- _RECORDED INFORMATION_:

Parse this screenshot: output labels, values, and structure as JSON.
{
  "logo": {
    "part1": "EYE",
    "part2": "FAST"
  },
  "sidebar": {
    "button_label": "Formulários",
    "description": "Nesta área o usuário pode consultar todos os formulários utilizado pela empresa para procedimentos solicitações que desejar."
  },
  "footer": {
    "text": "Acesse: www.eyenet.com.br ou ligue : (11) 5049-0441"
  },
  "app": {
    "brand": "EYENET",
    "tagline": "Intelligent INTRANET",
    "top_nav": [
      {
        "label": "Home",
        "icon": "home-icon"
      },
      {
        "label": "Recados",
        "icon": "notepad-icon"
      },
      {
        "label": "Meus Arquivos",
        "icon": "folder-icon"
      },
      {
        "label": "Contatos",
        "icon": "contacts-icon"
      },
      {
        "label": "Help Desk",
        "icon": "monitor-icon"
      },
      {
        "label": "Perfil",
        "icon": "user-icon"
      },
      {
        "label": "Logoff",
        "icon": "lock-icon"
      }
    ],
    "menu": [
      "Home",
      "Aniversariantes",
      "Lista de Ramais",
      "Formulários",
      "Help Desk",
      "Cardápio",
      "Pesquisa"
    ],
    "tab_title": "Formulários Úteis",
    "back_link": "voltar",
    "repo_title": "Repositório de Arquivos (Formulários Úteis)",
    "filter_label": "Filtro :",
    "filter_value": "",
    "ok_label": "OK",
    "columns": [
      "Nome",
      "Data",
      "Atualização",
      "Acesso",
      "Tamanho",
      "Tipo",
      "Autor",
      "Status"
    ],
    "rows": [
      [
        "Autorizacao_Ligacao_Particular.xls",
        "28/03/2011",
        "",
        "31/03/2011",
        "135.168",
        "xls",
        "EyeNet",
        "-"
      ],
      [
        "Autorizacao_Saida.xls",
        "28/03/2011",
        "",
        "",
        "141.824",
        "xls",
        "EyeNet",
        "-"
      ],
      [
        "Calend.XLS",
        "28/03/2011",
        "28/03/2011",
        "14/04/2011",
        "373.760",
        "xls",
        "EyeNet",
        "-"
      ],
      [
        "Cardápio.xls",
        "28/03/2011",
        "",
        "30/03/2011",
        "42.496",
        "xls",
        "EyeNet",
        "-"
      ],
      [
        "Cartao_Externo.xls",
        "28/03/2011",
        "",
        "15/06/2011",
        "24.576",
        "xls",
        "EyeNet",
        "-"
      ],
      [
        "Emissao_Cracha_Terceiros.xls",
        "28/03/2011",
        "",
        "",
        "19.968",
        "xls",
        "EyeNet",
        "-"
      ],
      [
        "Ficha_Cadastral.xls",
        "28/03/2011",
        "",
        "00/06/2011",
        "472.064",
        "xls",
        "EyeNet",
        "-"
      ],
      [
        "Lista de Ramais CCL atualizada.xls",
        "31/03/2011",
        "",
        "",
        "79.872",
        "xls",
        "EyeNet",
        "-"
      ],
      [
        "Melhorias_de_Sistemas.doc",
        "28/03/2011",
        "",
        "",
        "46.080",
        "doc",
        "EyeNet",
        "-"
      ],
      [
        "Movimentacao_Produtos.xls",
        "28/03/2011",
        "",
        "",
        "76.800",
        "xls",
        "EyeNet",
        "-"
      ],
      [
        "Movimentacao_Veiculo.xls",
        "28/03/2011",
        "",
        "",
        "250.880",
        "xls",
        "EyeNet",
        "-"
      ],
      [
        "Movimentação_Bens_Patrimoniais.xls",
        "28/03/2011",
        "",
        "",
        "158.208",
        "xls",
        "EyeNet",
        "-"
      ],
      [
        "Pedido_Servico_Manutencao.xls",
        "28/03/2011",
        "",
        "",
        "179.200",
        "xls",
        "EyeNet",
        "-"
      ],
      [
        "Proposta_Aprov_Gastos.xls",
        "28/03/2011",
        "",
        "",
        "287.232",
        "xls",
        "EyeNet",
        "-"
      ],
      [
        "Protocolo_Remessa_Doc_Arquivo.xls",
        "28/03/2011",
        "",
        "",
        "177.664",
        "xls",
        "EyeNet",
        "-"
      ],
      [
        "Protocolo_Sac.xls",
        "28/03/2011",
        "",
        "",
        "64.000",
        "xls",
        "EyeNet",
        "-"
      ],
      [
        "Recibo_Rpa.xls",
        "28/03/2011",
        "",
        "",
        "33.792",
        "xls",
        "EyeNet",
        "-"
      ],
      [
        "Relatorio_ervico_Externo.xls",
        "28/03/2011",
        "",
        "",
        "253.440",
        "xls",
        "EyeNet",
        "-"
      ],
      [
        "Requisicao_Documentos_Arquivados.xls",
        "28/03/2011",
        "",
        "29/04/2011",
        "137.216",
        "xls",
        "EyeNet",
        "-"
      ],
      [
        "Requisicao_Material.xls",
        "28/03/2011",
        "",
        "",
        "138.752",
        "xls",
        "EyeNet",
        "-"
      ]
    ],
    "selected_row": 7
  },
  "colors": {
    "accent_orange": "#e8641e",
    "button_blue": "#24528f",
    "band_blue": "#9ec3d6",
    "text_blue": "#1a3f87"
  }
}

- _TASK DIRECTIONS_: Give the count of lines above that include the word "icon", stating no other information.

- _SOLUTION TO THIS EXERCISE_: 7